Contextual success factors for open data and transparency programmes

A major study of transparency and accountability initiatives’ impact highlights the importance of the context in which they take place (Gaventa & McGee, 2013). The authors find the following explanatory variables.

Supply-side success factors:

  • The level of democratisation affects success, with little evidence of impact in non-democracies, but some in emerging democracies and fragile states.
  • A political environment that favours a balanced supply- and demand-side approach to accountability is critical to success.
  • The broader political economy, prevailing legal framework and incentive structure within which even committed actors and leaders operate matter.

Demand-side success factors:

  • Citizens must have the capability to process, analyse and use new information.
  • Initiatives have more success when linked to other mobilisation strategies, including those that evoke collective action like electoral pressure or protests.
  • Citizens are more likely to engage in monitoring when they are also engaged in formulating policies.

These findings broadly align with those from research by New York University’s GovLab (Young & Verhulst, 2016). This looked across 19 case studies of open data programmes around the world and identified four conditions that enhanced their impact:

  • inclusion of intermediaries and development of partnerships
  • development of open data as public infrastructure
  • clear policies and political will
  • a clear target or problem definition

Effective projects studied by GovLab built partnerships across sectors and occasionally across borders.
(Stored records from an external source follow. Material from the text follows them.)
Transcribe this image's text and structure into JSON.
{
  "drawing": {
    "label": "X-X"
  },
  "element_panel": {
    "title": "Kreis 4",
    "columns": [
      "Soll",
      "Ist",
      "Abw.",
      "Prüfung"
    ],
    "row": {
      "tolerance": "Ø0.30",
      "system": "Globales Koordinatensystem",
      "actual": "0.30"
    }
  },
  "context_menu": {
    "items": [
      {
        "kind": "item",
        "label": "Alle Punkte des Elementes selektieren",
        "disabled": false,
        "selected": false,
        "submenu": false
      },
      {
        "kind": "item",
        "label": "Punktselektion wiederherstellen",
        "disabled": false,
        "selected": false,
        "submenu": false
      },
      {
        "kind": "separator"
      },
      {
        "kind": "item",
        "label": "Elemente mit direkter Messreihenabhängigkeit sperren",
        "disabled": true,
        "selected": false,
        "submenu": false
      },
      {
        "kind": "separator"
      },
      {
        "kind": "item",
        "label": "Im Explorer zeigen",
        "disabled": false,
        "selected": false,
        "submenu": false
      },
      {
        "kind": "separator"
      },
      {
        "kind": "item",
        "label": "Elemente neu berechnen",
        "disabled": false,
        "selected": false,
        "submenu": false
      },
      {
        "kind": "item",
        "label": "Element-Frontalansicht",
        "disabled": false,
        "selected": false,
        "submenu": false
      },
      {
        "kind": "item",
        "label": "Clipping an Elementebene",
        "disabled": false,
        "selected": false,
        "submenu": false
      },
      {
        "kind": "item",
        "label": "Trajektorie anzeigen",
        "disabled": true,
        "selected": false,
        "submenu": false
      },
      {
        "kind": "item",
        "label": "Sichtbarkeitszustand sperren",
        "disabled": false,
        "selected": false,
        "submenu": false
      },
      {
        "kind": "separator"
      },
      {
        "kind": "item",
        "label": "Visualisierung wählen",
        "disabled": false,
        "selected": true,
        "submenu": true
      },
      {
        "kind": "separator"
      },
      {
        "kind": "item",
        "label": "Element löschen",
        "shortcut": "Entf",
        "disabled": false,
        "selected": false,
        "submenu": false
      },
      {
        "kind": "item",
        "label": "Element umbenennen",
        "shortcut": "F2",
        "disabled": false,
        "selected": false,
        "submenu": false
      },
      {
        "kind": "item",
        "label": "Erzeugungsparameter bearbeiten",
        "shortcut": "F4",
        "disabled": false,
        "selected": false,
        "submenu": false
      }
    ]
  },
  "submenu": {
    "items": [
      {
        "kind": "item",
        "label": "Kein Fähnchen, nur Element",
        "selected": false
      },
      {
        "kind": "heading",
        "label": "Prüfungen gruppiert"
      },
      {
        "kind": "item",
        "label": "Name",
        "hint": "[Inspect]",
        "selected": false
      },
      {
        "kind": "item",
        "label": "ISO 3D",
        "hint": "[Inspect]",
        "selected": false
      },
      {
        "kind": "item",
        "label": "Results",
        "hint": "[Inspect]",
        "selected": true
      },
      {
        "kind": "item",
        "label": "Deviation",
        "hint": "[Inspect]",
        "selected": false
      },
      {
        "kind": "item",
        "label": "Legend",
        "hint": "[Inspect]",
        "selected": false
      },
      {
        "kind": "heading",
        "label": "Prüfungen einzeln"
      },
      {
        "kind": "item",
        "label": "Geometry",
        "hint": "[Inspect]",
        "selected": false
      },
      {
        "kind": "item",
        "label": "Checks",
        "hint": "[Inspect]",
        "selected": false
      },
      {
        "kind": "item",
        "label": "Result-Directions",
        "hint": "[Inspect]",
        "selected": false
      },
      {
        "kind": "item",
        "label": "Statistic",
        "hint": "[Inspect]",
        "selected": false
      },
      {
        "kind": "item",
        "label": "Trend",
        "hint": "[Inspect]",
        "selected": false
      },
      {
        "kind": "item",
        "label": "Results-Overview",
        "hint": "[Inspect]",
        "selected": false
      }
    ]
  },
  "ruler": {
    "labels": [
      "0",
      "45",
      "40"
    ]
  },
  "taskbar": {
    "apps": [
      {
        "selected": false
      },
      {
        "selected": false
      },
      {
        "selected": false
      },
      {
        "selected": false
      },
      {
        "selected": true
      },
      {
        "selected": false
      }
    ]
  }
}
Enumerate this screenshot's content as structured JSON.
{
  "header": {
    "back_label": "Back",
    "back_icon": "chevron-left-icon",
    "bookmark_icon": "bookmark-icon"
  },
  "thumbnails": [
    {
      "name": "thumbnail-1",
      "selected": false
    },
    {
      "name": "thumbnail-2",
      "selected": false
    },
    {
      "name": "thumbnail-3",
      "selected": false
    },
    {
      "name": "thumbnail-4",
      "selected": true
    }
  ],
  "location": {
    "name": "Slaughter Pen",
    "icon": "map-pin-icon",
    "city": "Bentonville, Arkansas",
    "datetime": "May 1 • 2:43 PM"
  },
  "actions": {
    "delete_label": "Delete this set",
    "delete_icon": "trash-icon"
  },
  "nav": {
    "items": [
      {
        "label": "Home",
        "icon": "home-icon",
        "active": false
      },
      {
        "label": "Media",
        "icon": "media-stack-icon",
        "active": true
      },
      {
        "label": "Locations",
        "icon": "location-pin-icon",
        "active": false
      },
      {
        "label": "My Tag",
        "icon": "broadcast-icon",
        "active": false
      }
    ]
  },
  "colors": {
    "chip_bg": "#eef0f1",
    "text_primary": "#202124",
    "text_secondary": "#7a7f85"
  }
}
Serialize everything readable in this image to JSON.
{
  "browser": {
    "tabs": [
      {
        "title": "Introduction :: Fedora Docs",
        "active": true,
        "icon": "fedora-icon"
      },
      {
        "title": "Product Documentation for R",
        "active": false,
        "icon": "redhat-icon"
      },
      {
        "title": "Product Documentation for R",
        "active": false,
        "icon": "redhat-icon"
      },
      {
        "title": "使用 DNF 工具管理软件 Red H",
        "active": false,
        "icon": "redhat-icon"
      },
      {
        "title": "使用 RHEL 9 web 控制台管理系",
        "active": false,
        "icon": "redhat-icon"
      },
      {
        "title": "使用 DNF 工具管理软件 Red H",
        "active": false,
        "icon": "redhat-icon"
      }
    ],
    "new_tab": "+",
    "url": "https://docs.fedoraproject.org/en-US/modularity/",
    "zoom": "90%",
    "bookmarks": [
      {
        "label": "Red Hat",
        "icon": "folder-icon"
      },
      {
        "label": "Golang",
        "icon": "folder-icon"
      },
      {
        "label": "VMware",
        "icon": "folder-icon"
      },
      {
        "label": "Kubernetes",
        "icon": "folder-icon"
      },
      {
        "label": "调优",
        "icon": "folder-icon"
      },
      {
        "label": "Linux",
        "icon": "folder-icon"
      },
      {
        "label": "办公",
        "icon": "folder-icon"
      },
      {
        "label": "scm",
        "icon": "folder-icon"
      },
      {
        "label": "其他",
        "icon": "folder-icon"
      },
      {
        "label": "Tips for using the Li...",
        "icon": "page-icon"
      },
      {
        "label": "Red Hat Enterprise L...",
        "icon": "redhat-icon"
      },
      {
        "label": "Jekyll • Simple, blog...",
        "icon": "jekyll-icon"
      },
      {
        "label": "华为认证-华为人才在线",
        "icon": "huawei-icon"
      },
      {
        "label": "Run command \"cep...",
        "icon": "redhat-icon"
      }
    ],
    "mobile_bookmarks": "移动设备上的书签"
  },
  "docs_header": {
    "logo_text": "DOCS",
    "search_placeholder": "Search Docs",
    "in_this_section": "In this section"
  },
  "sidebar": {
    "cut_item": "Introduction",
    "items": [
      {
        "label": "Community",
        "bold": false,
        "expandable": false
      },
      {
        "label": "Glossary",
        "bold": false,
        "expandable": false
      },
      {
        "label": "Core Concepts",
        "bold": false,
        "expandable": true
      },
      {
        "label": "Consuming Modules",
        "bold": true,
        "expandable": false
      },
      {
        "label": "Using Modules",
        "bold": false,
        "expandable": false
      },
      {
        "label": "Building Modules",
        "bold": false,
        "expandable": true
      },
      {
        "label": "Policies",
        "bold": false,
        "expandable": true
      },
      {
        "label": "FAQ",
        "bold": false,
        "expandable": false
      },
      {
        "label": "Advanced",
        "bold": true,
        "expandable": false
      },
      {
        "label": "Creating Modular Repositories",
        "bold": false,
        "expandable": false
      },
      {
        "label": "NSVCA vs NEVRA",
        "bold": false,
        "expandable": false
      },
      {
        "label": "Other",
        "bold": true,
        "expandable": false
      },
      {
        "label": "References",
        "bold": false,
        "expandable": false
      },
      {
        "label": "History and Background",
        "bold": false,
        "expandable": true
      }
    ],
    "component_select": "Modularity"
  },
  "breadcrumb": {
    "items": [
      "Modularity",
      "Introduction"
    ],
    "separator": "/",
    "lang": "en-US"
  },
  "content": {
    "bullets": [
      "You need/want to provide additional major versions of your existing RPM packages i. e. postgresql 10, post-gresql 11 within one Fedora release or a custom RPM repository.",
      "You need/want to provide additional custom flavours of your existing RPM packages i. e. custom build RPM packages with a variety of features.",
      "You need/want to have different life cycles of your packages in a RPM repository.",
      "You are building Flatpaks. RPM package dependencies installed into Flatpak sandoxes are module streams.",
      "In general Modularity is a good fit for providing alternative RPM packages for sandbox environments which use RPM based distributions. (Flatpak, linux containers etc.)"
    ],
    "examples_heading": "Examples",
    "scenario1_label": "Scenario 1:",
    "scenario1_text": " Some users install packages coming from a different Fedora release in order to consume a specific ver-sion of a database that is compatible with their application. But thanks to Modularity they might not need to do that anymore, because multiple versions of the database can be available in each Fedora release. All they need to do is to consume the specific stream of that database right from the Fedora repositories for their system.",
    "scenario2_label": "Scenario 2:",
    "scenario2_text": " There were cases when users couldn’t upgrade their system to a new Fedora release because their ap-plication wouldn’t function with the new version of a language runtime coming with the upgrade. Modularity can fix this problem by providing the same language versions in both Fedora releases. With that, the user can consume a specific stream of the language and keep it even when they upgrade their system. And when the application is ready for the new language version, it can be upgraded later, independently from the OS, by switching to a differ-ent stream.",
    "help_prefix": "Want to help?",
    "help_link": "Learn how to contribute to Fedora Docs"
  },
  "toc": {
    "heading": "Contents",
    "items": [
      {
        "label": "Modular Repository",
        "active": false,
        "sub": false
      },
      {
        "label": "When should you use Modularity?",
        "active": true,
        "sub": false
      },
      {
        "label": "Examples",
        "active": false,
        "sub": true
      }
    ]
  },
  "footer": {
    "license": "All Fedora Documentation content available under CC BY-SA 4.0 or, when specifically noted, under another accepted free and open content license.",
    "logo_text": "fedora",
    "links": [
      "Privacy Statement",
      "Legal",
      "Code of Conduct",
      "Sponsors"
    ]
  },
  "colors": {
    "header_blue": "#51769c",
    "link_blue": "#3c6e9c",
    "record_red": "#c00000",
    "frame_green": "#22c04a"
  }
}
Two forms of collaboration were found to be particularly important: partnerships with civil society groups, for mobilising and educating citizens, and partnerships with the media, for analysing and finding meaning in raw open data. The most recent annual report from the International Budget Partnership (2015) also highlights the need for intermediaries to be included in programming, finding that problems of transparency are shifting from availability of information to opportunities for participation. A DFID programme in Tanzania (the Twaweza project) is an example of this; it gives funding both to support government implementation (via the World Bank) and to a local civil society organisation to make use of information released.

GovLab found that effective projects grew out of broad and ongoing commitments that formed what could be called an “open data public infrastructure”: technical and organisational processes that enable the regular release of potentially impactful data to the public, in some cases taking the form of an “open by default” system of government data generation and release.  Kenya’s Open Duka initiative, for example, is improving the country’s internal data capacity, which was deemed part of the problem with achieving impact (Young & Verhulst, 2016). Brazil’s Open Budget Transparency Portal has launched a culture-building campaign of training to support use of its open data (Graft et al., 2016b).

A further determinant of success, according to GovLab’s findings, was the existence of clear policies on open data, including well-defined performance metrics – a reminder that technology does not exist in a vacuum. High-level political buy-in is critical to ensure there are consequences for not following rules, and to combat vested interests. These findings align with the Open Data Institute’s findings from its programme supporting governments in developing countries to implement national initiatives. This found widespread uncertainty regarding who ‘owns’ data, how to pay for it and how to collect and share it internally. It concludes that strong open data policies can bring clarity and greater confidence around data publication and use, internally and externally (Smith & Carolan, 2016).

As part of this broader emphasis on infrastructure, it is important to ensure that programmes make data, or at least insights from data, available to those without access to technology. A study of the impact of open data on poverty eradication in East Africa found that offline information for citizens is important, and should not be excluded from the open data agenda (Lwanga-Ntale et al., 2014).

Finally, the GovLab team found that the most successful open data projects identify existing needs and provide new solutions or efficiencies to address them. Singapore’s Dengue Fever Cluster Map is one example that had a clear, tangible benefit: seeking to limit an illness that was widely recognised as a problem. This idea is also reflected in a GODAN discussion paper, which brings together case studies of impact and highlights the need for projects to start with problems rather than data.